Assignment → Reproduce all entries precisely as they are written.

Dataset extract →
»»
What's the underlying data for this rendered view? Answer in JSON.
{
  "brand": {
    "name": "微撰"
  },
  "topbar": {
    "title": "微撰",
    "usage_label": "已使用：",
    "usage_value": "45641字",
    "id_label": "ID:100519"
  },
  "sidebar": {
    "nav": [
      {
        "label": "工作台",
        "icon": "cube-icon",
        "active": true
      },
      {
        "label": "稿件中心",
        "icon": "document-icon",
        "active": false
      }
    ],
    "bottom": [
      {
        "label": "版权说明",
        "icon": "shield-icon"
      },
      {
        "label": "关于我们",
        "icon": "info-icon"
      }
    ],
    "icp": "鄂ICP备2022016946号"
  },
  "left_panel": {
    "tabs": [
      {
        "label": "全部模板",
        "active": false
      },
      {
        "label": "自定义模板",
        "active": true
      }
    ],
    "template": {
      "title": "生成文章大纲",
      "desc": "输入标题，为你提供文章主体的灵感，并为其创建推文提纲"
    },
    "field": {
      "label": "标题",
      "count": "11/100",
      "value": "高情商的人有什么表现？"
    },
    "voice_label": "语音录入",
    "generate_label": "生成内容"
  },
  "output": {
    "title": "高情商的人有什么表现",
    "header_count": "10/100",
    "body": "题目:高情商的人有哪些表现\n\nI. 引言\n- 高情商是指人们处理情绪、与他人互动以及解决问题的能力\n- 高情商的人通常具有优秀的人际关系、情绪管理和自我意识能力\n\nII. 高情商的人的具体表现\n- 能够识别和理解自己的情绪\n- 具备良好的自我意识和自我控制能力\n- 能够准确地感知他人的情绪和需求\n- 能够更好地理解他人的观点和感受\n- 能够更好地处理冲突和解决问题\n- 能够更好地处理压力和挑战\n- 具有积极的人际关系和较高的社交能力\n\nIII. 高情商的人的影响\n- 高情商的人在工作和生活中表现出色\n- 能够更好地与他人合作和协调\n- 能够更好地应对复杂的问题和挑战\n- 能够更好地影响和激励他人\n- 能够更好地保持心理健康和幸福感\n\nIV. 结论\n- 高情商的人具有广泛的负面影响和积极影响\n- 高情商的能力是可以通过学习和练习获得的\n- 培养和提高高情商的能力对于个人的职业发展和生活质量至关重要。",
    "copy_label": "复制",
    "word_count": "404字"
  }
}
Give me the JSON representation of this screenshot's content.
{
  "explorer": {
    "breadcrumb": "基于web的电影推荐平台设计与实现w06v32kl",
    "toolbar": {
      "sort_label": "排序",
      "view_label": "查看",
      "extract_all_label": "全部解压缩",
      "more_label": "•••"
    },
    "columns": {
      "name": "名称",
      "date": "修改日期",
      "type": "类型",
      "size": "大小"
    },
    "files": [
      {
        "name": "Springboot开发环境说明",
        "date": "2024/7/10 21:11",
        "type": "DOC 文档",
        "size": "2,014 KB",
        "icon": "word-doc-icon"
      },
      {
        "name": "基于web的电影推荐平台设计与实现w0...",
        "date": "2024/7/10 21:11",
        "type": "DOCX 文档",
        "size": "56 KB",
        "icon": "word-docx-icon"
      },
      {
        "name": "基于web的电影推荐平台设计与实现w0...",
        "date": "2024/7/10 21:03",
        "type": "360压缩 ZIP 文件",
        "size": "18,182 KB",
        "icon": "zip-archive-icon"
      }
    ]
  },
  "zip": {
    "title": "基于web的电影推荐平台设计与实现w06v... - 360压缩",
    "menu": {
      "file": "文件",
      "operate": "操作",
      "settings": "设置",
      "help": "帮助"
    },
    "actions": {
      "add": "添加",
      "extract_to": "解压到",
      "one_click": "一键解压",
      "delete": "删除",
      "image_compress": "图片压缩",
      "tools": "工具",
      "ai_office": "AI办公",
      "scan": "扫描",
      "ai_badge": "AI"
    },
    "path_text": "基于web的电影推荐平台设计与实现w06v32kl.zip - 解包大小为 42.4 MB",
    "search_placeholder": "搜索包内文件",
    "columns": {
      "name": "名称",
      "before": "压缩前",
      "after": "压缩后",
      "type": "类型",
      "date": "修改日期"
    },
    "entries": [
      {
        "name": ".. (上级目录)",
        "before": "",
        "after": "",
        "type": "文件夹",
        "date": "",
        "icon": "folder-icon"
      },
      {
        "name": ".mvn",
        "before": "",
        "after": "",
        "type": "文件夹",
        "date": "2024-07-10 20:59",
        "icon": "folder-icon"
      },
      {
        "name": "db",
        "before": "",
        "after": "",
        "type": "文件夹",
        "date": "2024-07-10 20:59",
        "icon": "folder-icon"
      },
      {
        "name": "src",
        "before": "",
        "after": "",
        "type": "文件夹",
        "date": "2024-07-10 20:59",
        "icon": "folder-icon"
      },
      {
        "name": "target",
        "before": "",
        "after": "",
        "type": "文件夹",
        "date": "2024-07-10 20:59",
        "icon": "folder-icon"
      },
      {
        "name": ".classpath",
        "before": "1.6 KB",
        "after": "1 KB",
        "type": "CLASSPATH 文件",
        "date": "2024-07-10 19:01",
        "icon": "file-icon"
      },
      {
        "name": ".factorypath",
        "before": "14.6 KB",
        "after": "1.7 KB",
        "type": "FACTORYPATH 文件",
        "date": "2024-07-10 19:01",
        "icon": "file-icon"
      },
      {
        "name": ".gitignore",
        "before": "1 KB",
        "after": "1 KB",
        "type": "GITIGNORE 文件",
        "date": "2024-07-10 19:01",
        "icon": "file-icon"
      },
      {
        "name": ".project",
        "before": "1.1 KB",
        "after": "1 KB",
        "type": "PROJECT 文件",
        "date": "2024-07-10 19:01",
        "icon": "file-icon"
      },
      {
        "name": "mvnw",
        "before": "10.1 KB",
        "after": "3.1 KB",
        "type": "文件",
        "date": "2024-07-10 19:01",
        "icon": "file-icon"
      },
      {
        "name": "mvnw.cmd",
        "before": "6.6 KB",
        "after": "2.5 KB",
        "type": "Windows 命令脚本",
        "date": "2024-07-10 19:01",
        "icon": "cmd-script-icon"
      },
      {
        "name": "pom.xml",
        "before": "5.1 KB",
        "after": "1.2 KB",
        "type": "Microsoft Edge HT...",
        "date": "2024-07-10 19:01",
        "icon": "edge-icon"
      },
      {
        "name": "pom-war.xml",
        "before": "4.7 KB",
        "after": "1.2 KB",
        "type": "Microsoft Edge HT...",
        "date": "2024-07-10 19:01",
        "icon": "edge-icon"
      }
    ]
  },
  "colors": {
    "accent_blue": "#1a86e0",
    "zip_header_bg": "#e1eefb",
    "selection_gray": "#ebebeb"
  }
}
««
Result of this exercise →
What's the underlying data for this rendered view? Answer in JSON.
{
  "brand": {
    "name": "微撰"
  },
  "topbar": {
    "title": "微撰",
    "usage_label": "已使用：",
    "usage_value": "45641字",
    "id_label": "ID:100519"
  },
  "sidebar": {
    "nav": [
      {
        "label": "工作台",
        "icon": "cube-icon",
        "active": true
      },
      {
        "label": "稿件中心",
        "icon": "document-icon",
        "active": false
      }
    ],
    "bottom": [
      {
        "label": "版权说明",
        "icon": "shield-icon"
      },
      {
        "label": "关于我们",
        "icon": "info-icon"
      }
    ],
    "icp": "鄂ICP备2022016946号"
  },
  "left_panel": {
    "tabs": [
      {
        "label": "全部模板",
        "active": false
      },
      {
        "label": "自定义模板",
        "active": true
      }
    ],
    "template": {
      "title": "生成文章大纲",
      "desc": "输入标题，为你提供文章主体的灵感，并为其创建推文提纲"
    },
    "field": {
      "label": "标题",
      "count": "11/100",
      "value": "高情商的人有什么表现？"
    },
    "voice_label": "语音录入",
    "generate_label": "生成内容"
  },
  "output": {
    "title": "高情商的人有什么表现",
    "header_count": "10/100",
    "body": "题目:高情商的人有哪些表现\n\nI. 引言\n- 高情商是指人们处理情绪、与他人互动以及解决问题的能力\n- 高情商的人通常具有优秀的人际关系、情绪管理和自我意识能力\n\nII. 高情商的人的具体表现\n- 能够识别和理解自己的情绪\n- 具备良好的自我意识和自我控制能力\n- 能够准确地感知他人的情绪和需求\n- 能够更好地理解他人的观点和感受\n- 能够更好地处理冲突和解决问题\n- 能够更好地处理压力和挑战\n- 具有积极的人际关系和较高的社交能力\n\nIII. 高情商的人的影响\n- 高情商的人在工作和生活中表现出色\n- 能够更好地与他人合作和协调\n- 能够更好地应对复杂的问题和挑战\n- 能够更好地影响和激励他人\n- 能够更好地保持心理健康和幸福感\n\nIV. 结论\n- 高情商的人具有广泛的负面影响和积极影响\n- 高情商的能力是可以通过学习和练习获得的\n- 培养和提高高情商的能力对于个人的职业发展和生活质量至关重要。",
    "copy_label": "复制",
    "word_count": "404字"
  }
}
Give me the JSON representation of this screenshot's content.
{
  "explorer": {
    "breadcrumb": "基于web的电影推荐平台设计与实现w06v32kl",
    "toolbar": {
      "sort_label": "排序",
      "view_label": "查看",
      "extract_all_label": "全部解压缩",
      "more_label": "•••"
    },
    "columns": {
      "name": "名称",
      "date": "修改日期",
      "type": "类型",
      "size": "大小"
    },
    "files": [
      {
        "name": "Springboot开发环境说明",
        "date": "2024/7/10 21:11",
        "type": "DOC 文档",
        "size": "2,014 KB",
        "icon": "word-doc-icon"
      },
      {
        "name": "基于web的电影推荐平台设计与实现w0...",
        "date": "2024/7/10 21:11",
        "type": "DOCX 文档",
        "size": "56 KB",
        "icon": "word-docx-icon"
      },
      {
        "name": "基于web的电影推荐平台设计与实现w0...",
        "date": "2024/7/10 21:03",
        "type": "360压缩 ZIP 文件",
        "size": "18,182 KB",
        "icon": "zip-archive-icon"
      }
    ]
  },
  "zip": {
    "title": "基于web的电影推荐平台设计与实现w06v... - 360压缩",
    "menu": {
      "file": "文件",
      "operate": "操作",
      "settings": "设置",
      "help": "帮助"
    },
    "actions": {
      "add": "添加",
      "extract_to": "解压到",
      "one_click": "一键解压",
      "delete": "删除",
      "image_compress": "图片压缩",
      "tools": "工具",
      "ai_office": "AI办公",
      "scan": "扫描",
      "ai_badge": "AI"
    },
    "path_text": "基于web的电影推荐平台设计与实现w06v32kl.zip - 解包大小为 42.4 MB",
    "search_placeholder": "搜索包内文件",
    "columns": {
      "name": "名称",
      "before": "压缩前",
      "after": "压缩后",
      "type": "类型",
      "date": "修改日期"
    },
    "entries": [
      {
        "name": ".. (上级目录)",
        "before": "",
        "after": "",
        "type": "文件夹",
        "date": "",
        "icon": "folder-icon"
      },
      {
        "name": ".mvn",
        "before": "",
        "after": "",
        "type": "文件夹",
        "date": "2024-07-10 20:59",
        "icon": "folder-icon"
      },
      {
        "name": "db",
        "before": "",
        "after": "",
        "type": "文件夹",
        "date": "2024-07-10 20:59",
        "icon": "folder-icon"
      },
      {
        "name": "src",
        "before": "",
        "after": "",
        "type": "文件夹",
        "date": "2024-07-10 20:59",
        "icon": "folder-icon"
      },
      {
        "name": "target",
        "before": "",
        "after": "",
        "type": "文件夹",
        "date": "2024-07-10 20:59",
        "icon": "folder-icon"
      },
      {
        "name": ".classpath",
        "before": "1.6 KB",
        "after": "1 KB",
        "type": "CLASSPATH 文件",
        "date": "2024-07-10 19:01",
        "icon": "file-icon"
      },
      {
        "name": ".factorypath",
        "before": "14.6 KB",
        "after": "1.7 KB",
        "type": "FACTORYPATH 文件",
        "date": "2024-07-10 19:01",
        "icon": "file-icon"
      },
      {
        "name": ".gitignore",
        "before": "1 KB",
        "after": "1 KB",
        "type": "GITIGNORE 文件",
        "date": "2024-07-10 19:01",
        "icon": "file-icon"
      },
      {
        "name": ".project",
        "before": "1.1 KB",
        "after": "1 KB",
        "type": "PROJECT 文件",
        "date": "2024-07-10 19:01",
        "icon": "file-icon"
      },
      {
        "name": "mvnw",
        "before": "10.1 KB",
        "after": "3.1 KB",
        "type": "文件",
        "date": "2024-07-10 19:01",
        "icon": "file-icon"
      },
      {
        "name": "mvnw.cmd",
        "before": "6.6 KB",
        "after": "2.5 KB",
        "type": "Windows 命令脚本",
        "date": "2024-07-10 19:01",
        "icon": "cmd-script-icon"
      },
      {
        "name": "pom.xml",
        "before": "5.1 KB",
        "after": "1.2 KB",
        "type": "Microsoft Edge HT...",
        "date": "2024-07-10 19:01",
        "icon": "edge-icon"
      },
      {
        "name": "pom-war.xml",
        "before": "4.7 KB",
        "after": "1.2 KB",
        "type": "Microsoft Edge HT...",
        "date": "2024-07-10 19:01",
        "icon": "edge-icon"
      }
    ]
  },
  "colors": {
    "accent_blue": "#1a86e0",
    "zip_header_bg": "#e1eefb",
    "selection_gray": "#ebebeb"
  }
}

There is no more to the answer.